= TASK OBJECTIVE =
The listing that follows should be duplicated character for character.

= RECORDS =
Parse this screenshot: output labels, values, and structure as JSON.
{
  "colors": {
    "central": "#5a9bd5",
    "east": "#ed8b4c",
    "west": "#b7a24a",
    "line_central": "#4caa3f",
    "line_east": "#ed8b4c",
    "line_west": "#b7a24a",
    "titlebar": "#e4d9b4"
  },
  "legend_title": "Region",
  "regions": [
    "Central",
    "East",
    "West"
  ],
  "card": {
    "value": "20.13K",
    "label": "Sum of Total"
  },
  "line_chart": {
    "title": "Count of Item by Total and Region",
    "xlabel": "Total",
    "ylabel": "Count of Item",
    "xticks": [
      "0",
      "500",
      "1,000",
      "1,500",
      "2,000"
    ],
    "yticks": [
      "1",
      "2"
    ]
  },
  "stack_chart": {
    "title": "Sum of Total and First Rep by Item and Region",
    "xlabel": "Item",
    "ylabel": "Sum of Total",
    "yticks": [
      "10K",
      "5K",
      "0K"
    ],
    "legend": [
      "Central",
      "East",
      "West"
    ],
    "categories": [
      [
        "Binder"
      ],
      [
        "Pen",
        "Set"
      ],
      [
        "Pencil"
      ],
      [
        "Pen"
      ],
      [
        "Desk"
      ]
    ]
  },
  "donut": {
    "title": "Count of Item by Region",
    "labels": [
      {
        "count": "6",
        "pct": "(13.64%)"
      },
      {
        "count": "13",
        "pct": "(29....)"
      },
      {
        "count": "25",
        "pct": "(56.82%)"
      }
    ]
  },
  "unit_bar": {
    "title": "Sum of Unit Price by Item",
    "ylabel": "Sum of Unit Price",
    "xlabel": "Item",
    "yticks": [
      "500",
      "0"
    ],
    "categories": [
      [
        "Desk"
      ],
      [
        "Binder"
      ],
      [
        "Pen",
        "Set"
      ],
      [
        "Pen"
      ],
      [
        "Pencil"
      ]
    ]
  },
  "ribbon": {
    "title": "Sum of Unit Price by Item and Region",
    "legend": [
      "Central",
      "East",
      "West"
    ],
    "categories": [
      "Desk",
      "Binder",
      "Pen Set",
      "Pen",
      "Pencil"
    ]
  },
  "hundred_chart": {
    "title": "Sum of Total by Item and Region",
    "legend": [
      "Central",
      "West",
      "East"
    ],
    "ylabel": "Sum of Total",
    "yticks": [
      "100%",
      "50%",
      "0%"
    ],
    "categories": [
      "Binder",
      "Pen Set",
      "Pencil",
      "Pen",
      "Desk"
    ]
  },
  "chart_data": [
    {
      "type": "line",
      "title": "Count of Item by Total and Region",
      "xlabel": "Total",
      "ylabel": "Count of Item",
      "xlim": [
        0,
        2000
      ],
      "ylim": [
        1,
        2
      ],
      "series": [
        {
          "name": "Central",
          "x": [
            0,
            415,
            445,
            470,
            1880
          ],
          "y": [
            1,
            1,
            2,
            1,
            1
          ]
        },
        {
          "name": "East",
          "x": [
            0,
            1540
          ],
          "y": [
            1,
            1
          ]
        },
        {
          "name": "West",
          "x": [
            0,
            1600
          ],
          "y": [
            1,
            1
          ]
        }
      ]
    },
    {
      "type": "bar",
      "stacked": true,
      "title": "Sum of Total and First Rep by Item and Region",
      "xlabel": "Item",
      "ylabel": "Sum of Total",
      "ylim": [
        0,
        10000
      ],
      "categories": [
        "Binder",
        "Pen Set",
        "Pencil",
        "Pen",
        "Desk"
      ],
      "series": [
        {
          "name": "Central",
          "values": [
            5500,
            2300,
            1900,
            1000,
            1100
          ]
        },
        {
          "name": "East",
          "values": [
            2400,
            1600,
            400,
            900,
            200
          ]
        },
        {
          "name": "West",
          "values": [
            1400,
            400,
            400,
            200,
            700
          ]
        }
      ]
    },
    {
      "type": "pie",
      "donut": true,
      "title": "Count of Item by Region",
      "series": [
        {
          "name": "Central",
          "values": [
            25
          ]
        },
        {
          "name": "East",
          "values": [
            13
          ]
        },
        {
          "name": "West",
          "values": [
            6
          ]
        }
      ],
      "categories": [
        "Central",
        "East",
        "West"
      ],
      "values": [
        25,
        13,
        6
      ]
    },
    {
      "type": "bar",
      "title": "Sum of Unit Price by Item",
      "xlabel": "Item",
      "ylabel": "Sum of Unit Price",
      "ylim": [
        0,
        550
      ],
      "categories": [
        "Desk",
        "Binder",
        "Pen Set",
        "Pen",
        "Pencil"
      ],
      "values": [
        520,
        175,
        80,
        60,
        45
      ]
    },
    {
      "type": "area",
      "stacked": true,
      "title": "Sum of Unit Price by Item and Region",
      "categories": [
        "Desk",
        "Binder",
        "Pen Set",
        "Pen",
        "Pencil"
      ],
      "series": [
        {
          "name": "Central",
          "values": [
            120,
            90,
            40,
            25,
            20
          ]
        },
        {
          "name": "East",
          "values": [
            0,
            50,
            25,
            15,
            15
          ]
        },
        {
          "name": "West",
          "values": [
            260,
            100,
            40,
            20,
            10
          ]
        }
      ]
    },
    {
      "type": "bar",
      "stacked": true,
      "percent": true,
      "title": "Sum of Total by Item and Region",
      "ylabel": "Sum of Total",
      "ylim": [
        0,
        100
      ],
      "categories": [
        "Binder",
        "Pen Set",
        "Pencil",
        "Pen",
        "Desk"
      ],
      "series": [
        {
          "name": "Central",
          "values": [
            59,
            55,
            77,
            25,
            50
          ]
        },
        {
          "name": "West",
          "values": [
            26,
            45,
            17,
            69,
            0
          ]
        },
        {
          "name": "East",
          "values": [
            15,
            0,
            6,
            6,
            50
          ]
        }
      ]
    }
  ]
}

= SOLUTION TO THE PROBLEM =
Parse this screenshot: output labels, values, and structure as JSON.
{
  "colors": {
    "central": "#5a9bd5",
    "east": "#ed8b4c",
    "west": "#b7a24a",
    "line_central": "#4caa3f",
    "line_east": "#ed8b4c",
    "line_west": "#b7a24a",
    "titlebar": "#e4d9b4"
  },
  "legend_title": "Region",
  "regions": [
    "Central",
    "East",
    "West"
  ],
  "card": {
    "value": "20.13K",
    "label": "Sum of Total"
  },
  "line_chart": {
    "title": "Count of Item by Total and Region",
    "xlabel": "Total",
    "ylabel": "Count of Item",
    "xticks": [
      "0",
      "500",
      "1,000",
      "1,500",
      "2,000"
    ],
    "yticks": [
      "1",
      "2"
    ]
  },
  "stack_chart": {
    "title": "Sum of Total and First Rep by Item and Region",
    "xlabel": "Item",
    "ylabel": "Sum of Total",
    "yticks": [
      "10K",
      "5K",
      "0K"
    ],
    "legend": [
      "Central",
      "East",
      "West"
    ],
    "categories": [
      [
        "Binder"
      ],
      [
        "Pen",
        "Set"
      ],
      [
        "Pencil"
      ],
      [
        "Pen"
      ],
      [
        "Desk"
      ]
    ]
  },
  "donut": {
    "title": "Count of Item by Region",
    "labels": [
      {
        "count": "6",
        "pct": "(13.64%)"
      },
      {
        "count": "13",
        "pct": "(29....)"
      },
      {
        "count": "25",
        "pct": "(56.82%)"
      }
    ]
  },
  "unit_bar": {
    "title": "Sum of Unit Price by Item",
    "ylabel": "Sum of Unit Price",
    "xlabel": "Item",
    "yticks": [
      "500",
      "0"
    ],
    "categories": [
      [
        "Desk"
      ],
      [
        "Binder"
      ],
      [
        "Pen",
        "Set"
      ],
      [
        "Pen"
      ],
      [
        "Pencil"
      ]
    ]
  },
  "ribbon": {
    "title": "Sum of Unit Price by Item and Region",
    "legend": [
      "Central",
      "East",
      "West"
    ],
    "categories": [
      "Desk",
      "Binder",
      "Pen Set",
      "Pen",
      "Pencil"
    ]
  },
  "hundred_chart": {
    "title": "Sum of Total by Item and Region",
    "legend": [
      "Central",
      "West",
      "East"
    ],
    "ylabel": "Sum of Total",
    "yticks": [
      "100%",
      "50%",
      "0%"
    ],
    "categories": [
      "Binder",
      "Pen Set",
      "Pencil",
      "Pen",
      "Desk"
    ]
  },
  "chart_data": [
    {
      "type": "line",
      "title": "Count of Item by Total and Region",
      "xlabel": "Total",
      "ylabel": "Count of Item",
      "xlim": [
        0,
        2000
      ],
      "ylim": [
        1,
        2
      ],
      "series": [
        {
          "name": "Central",
          "x": [
            0,
            415,
            445,
            470,
            1880
          ],
          "y": [
            1,
            1,
            2,
            1,
            1
          ]
        },
        {
          "name": "East",
          "x": [
            0,
            1540
          ],
          "y": [
            1,
            1
          ]
        },
        {
          "name": "West",
          "x": [
            0,
            1600
          ],
          "y": [
            1,
            1
          ]
        }
      ]
    },
    {
      "type": "bar",
      "stacked": true,
      "title": "Sum of Total and First Rep by Item and Region",
      "xlabel": "Item",
      "ylabel": "Sum of Total",
      "ylim": [
        0,
        10000
      ],
      "categories": [
        "Binder",
        "Pen Set",
        "Pencil",
        "Pen",
        "Desk"
      ],
      "series": [
        {
          "name": "Central",
          "values": [
            5500,
            2300,
            1900,
            1000,
            1100
          ]
        },
        {
          "name": "East",
          "values": [
            2400,
            1600,
            400,
            900,
            200
          ]
        },
        {
          "name": "West",
          "values": [
            1400,
            400,
            400,
            200,
            700
          ]
        }
      ]
    },
    {
      "type": "pie",
      "donut": true,
      "title": "Count of Item by Region",
      "series": [
        {
          "name": "Central",
          "values": [
            25
          ]
        },
        {
          "name": "East",
          "values": [
            13
          ]
        },
        {
          "name": "West",
          "values": [
            6
          ]
        }
      ],
      "categories": [
        "Central",
        "East",
        "West"
      ],
      "values": [
        25,
        13,
        6
      ]
    },
    {
      "type": "bar",
      "title": "Sum of Unit Price by Item",
      "xlabel": "Item",
      "ylabel": "Sum of Unit Price",
      "ylim": [
        0,
        550
      ],
      "categories": [
        "Desk",
        "Binder",
        "Pen Set",
        "Pen",
        "Pencil"
      ],
      "values": [
        520,
        175,
        80,
        60,
        45
      ]
    },
    {
      "type": "area",
      "stacked": true,
      "title": "Sum of Unit Price by Item and Region",
      "categories": [
        "Desk",
        "Binder",
        "Pen Set",
        "Pen",
        "Pencil"
      ],
      "series": [
        {
          "name": "Central",
          "values": [
            120,
            90,
            40,
            25,
            20
          ]
        },
        {
          "name": "East",
          "values": [
            0,
            50,
            25,
            15,
            15
          ]
        },
        {
          "name": "West",
          "values": [
            260,
            100,
            40,
            20,
            10
          ]
        }
      ]
    },
    {
      "type": "bar",
      "stacked": true,
      "percent": true,
      "title": "Sum of Total by Item and Region",
      "ylabel": "Sum of Total",
      "ylim": [
        0,
        100
      ],
      "categories": [
        "Binder",
        "Pen Set",
        "Pencil",
        "Pen",
        "Desk"
      ],
      "series": [
        {
          "name": "Central",
          "values": [
            59,
            55,
            77,
            25,
            50
          ]
        },
        {
          "name": "West",
          "values": [
            26,
            45,
            17,
            69,
            0
          ]
        },
        {
          "name": "East",
          "values": [
            15,
            0,
            6,
            6,
            50
          ]
        }
      ]
    }
  ]
}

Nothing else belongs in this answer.